PROBLEM TO SOLVE: Tally the lines in the listing below that hold the string "into", and reply with that tally alone.

# # #

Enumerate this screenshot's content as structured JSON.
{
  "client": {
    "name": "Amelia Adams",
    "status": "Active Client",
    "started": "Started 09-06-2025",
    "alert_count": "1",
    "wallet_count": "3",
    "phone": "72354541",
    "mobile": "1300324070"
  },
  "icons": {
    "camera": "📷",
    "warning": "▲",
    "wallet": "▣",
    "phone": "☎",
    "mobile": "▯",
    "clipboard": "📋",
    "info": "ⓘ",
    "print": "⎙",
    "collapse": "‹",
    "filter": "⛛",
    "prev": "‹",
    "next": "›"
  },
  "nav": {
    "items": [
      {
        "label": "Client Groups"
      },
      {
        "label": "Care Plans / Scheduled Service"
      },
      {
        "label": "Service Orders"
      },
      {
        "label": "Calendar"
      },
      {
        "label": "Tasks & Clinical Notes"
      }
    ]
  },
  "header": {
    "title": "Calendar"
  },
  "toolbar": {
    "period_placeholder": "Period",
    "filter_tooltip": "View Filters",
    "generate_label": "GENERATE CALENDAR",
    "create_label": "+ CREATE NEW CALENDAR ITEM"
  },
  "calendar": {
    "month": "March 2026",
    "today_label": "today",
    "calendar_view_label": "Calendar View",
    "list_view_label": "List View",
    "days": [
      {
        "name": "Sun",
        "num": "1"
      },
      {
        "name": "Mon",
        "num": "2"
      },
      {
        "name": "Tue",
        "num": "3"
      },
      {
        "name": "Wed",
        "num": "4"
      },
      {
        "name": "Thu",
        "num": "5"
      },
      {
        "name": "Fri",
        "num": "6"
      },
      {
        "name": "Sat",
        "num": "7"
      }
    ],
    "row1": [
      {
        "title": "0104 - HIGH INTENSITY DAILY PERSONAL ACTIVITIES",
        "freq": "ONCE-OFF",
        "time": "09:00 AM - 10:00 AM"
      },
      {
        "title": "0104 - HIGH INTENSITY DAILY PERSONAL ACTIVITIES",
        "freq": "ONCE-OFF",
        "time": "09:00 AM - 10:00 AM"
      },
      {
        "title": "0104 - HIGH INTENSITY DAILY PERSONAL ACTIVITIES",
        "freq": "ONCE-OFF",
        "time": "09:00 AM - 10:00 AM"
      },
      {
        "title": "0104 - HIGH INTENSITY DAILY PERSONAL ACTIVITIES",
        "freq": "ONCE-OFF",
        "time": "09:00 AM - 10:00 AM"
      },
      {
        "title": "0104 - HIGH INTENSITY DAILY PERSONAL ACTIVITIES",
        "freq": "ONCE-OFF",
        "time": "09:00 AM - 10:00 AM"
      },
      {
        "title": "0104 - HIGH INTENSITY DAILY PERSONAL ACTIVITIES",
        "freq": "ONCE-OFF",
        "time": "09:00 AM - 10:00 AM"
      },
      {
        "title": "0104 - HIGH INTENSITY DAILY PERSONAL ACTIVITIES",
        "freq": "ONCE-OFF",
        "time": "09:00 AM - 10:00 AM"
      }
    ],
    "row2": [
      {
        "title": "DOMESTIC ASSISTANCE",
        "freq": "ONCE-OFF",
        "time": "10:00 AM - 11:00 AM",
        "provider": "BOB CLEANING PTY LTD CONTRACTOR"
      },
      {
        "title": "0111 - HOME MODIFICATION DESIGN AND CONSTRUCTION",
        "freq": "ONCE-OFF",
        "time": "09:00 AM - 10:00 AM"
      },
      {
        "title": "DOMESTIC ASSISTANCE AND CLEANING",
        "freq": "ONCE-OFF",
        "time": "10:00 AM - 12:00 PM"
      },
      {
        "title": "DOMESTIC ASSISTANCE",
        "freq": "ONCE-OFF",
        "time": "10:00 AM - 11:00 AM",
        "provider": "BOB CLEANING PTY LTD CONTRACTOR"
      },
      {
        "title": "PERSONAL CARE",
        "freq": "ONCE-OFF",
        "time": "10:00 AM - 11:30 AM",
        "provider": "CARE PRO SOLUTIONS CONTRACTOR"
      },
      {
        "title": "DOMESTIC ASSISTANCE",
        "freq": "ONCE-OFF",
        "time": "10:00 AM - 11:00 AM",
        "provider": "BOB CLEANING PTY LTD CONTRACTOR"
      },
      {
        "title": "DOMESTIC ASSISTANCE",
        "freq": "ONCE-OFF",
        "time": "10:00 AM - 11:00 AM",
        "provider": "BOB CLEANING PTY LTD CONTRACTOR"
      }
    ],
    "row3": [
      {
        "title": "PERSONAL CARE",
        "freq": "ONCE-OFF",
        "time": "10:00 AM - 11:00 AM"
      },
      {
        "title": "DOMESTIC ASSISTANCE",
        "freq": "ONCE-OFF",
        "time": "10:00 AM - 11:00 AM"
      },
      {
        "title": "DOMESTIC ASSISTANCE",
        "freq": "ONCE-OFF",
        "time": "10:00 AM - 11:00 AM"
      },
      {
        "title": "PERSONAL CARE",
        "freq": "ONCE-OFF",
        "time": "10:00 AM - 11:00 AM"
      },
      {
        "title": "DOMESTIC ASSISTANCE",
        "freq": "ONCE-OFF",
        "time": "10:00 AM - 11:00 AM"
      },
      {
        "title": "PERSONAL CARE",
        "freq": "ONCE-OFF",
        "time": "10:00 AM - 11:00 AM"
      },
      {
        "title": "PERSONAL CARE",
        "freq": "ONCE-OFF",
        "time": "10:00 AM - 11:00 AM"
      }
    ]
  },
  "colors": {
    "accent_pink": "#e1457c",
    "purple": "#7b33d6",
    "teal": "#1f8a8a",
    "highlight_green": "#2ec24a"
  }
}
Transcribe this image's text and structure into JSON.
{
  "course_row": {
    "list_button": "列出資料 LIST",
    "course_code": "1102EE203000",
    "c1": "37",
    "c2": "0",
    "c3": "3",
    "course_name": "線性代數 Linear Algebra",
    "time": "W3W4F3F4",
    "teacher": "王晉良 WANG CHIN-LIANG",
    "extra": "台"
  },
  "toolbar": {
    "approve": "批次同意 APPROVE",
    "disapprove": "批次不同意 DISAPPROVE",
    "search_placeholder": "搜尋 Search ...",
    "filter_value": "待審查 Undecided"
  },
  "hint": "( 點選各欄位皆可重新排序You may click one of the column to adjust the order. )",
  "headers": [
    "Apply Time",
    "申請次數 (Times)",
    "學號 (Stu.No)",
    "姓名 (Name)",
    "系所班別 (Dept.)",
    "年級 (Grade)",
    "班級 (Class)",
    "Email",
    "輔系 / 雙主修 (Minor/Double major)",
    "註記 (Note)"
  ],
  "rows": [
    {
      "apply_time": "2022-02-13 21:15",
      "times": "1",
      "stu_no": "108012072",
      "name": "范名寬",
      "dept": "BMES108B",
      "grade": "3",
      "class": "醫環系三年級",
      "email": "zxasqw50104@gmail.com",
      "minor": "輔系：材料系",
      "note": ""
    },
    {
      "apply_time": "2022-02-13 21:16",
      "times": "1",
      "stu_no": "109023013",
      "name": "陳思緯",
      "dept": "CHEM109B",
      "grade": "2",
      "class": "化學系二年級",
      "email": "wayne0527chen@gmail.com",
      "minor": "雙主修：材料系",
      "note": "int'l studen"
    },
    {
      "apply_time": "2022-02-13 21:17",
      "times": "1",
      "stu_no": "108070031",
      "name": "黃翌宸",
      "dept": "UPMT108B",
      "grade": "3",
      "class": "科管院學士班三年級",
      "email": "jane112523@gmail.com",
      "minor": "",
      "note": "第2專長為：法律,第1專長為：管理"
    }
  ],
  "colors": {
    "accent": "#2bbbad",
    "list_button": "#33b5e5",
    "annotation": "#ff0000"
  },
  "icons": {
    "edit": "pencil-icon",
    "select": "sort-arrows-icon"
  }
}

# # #

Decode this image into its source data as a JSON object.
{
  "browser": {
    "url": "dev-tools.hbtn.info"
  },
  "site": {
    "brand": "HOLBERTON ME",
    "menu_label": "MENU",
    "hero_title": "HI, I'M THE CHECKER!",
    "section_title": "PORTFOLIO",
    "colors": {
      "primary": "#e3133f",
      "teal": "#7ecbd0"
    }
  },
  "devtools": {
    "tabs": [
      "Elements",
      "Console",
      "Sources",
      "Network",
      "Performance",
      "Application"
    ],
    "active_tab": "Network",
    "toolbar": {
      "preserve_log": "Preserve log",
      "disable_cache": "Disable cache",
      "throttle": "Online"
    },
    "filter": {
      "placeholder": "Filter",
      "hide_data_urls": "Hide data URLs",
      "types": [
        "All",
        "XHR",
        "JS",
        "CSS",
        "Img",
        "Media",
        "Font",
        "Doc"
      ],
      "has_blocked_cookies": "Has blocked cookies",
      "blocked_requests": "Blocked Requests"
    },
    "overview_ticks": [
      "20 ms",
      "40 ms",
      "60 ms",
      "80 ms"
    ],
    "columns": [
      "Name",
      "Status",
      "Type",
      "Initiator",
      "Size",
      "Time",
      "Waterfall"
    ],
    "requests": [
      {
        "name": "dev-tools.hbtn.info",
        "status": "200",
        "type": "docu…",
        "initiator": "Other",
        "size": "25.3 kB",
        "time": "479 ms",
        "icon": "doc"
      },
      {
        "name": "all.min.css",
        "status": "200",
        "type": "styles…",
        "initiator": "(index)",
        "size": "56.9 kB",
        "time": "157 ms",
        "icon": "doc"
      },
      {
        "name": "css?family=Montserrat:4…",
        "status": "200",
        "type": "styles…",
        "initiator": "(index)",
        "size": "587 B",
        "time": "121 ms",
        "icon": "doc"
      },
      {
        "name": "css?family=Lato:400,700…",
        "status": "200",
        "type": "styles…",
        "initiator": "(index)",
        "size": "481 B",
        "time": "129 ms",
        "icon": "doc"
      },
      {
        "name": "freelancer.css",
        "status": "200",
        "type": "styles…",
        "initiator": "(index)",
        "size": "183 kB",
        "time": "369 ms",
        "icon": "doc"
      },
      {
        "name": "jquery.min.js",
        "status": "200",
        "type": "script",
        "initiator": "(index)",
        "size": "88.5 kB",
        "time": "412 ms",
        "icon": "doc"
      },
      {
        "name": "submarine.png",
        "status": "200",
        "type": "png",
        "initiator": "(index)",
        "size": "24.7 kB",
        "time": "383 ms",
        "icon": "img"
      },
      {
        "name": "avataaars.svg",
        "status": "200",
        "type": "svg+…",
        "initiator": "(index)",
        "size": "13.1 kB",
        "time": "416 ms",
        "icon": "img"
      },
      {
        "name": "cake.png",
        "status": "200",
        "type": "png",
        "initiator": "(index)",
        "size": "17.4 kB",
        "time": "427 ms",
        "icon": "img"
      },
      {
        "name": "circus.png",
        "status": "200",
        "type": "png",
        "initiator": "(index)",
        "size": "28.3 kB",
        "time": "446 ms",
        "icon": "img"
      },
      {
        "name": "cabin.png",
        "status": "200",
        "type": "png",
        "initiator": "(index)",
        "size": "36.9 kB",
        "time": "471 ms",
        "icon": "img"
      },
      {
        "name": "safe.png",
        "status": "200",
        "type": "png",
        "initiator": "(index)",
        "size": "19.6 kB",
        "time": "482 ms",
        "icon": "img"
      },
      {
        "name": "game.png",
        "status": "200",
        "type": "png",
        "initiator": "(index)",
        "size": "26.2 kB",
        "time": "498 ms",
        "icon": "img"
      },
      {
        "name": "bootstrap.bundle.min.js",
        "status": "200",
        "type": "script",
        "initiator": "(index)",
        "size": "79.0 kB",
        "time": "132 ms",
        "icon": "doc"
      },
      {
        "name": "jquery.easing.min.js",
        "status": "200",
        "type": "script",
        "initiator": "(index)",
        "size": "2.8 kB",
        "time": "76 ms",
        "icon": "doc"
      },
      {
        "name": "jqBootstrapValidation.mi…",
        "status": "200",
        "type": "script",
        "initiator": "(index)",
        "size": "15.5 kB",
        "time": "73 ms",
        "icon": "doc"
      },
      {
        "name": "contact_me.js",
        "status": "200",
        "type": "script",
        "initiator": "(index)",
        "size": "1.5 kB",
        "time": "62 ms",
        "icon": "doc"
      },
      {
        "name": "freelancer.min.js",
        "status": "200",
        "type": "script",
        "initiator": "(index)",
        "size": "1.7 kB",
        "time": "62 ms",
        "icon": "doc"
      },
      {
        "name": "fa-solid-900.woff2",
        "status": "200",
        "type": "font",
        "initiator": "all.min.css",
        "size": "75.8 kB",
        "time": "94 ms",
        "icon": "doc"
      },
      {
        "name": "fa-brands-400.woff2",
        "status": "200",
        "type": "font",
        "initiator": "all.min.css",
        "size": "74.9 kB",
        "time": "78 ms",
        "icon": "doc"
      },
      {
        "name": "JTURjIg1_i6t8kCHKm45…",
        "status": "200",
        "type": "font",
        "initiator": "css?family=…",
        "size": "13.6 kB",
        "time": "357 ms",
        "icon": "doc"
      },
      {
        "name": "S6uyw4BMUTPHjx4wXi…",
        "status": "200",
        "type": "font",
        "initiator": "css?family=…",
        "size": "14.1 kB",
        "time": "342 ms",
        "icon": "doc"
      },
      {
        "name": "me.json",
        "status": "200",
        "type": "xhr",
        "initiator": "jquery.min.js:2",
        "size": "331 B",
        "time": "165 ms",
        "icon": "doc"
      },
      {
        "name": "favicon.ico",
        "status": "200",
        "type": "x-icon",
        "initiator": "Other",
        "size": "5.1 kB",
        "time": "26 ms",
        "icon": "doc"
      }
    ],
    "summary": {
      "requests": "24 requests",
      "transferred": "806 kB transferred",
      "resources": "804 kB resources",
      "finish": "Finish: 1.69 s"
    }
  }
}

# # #

ANSWER SECTION: 2